The Kindergarten Readiness Assessment (KRA) will give kindergarten teachers a comprehensive picture of a child’s learning and development at kindergarten entry, pinpointing where each child is in physical well- being and motor development, language and literacy, mathematics, science, social studies and social skills.


WHCSD’s kindergarten is a full-day program. Students are expected to participate in the academic program throughout the day.

Age Eligibility: A student must be 5 years of age to enter kindergarten. Compulsory school age is 6. However, if a child enters kindergarten at age 5, he/she is considered to be of compulsory school age. No district shall admit to the first grade a child who has not successfully completed kindergarten.

Warrensville City School District considers a child eligible for entrance into “regular” kindergarten if he/she attains the age of 5 on or before September 30th of the year he/she applies for entrance.


Applying for Early Entrance to Kindergarten

  • If you believe that your child may be a good candidate for early entrance to kindergarten, you may download an application packet by visiting our website: http://www.warrensville.k12.oh.us and selecting DEPARTMENTS. Select SPECIAL EDUCATION and scroll down until you see the word “Early Entrance” on the left side of the page. The application for testing should be the first form on that page.
  • Download and complete the application. Return the application to the Office of Special Education by scanning and emailing or dropping it off at the 4285 Warrensville Center Road enter through the office of Pupil Personal. Contact information is located on the application form.
  • All evaluations will be scheduled through the Office of Special Education. Your application will be processed and the appropriate assessments will be scheduled.

Early Entrance to Kindergarten Evaluation Procedure

The Warrensville Heights City School District evaluates students for early entrance to kindergarten using the Iowa Acceleration Scale, 3rd Edition (IAS) in accordance with ODE Model Policy for Academic Acceleration. As required, an Acceleration Evaluation Committee will review the results of the comprehensive evaluation and determine the most appropriate available learning environment for your child.

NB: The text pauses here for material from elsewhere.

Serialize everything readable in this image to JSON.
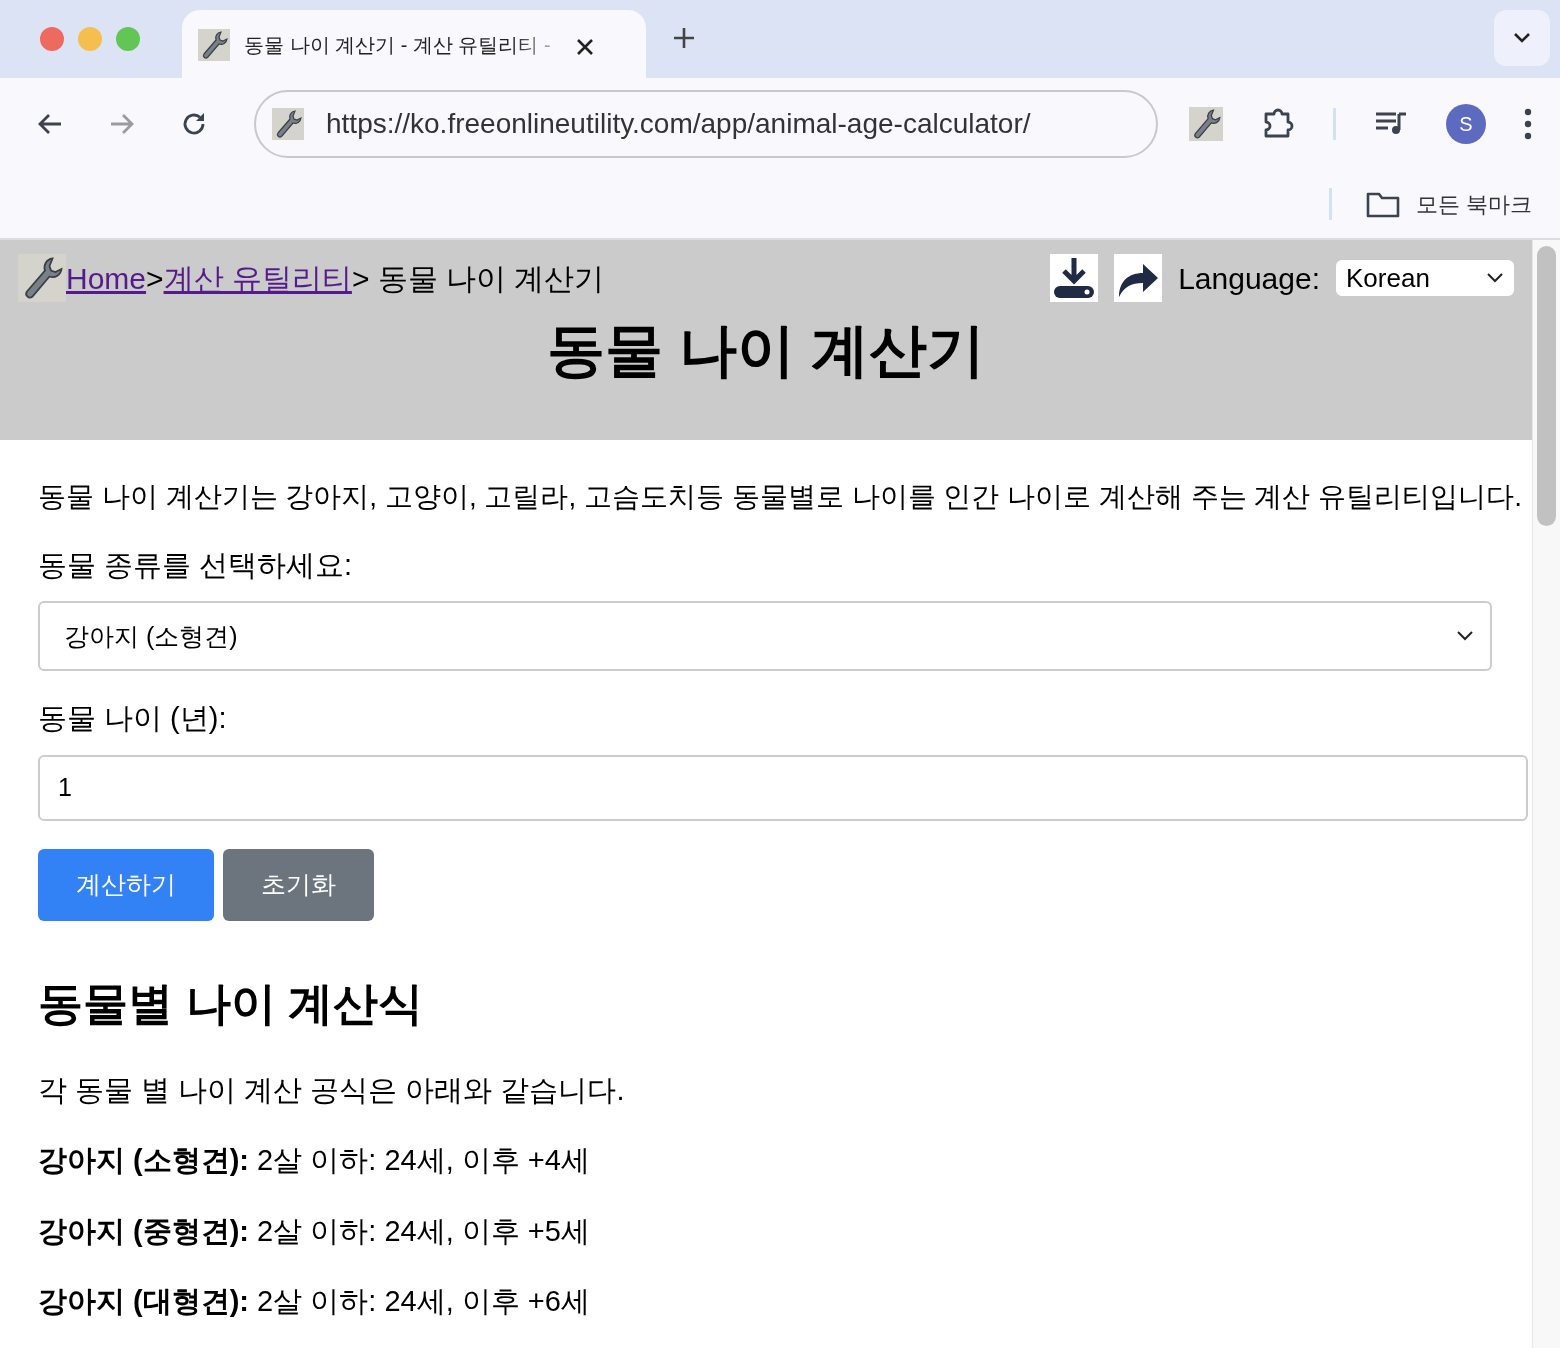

The Acceleration Evaluation Committee Members consists of:

  • the child’s receiving principal or assistant principal
  • a teacher at the grade level to which the student may be accelerated
  • a parent or legal guardian of the referred student or a representative designated by a parent or legal guardian of the referred child
  • a gifted intervention specialist. If a gifted coordinator or gifted intervention specialist is not available in the district, a school psychologist or guidance counselor with expertise in the appropriate use of academic acceleration may be substituted.

Once all of the required acceleration documents have been received, arrangements will be made to begin the evaluation process.

  • You will bring your child to John Dewey Elementary School at 23404 Emery Road, Warrensville Heights, Ohio 44128, for screening and testing by a school psychologist. Your child will be scheduled for the test, which takes approximately two hours. Testing will be performed by a school psychologist using the following testing methods. Screening will take place starting in April.
  • When your child’s results are calculated, the Acceleration Evaluation Team will schedule an appointment for you to attend a meeting where the Iowa Acceleration Scale, 3rd Edition will be used to determine the outcome of your child’s evaluation. The team will conduct a fair and thorough evaluation of the child. Results will be known by the conclusion of the meeting.
  • If your child is recommended for early entrance to kindergarten you will receive an acceptance letter with instructions on how to register your child for kindergarten.
  • If your child is not recommended for early entrance to kindergarten, you will receive a letter with a recommendation for the WHCSD Preschool Program, and instructions on how to register your child for preschool.
View text-based website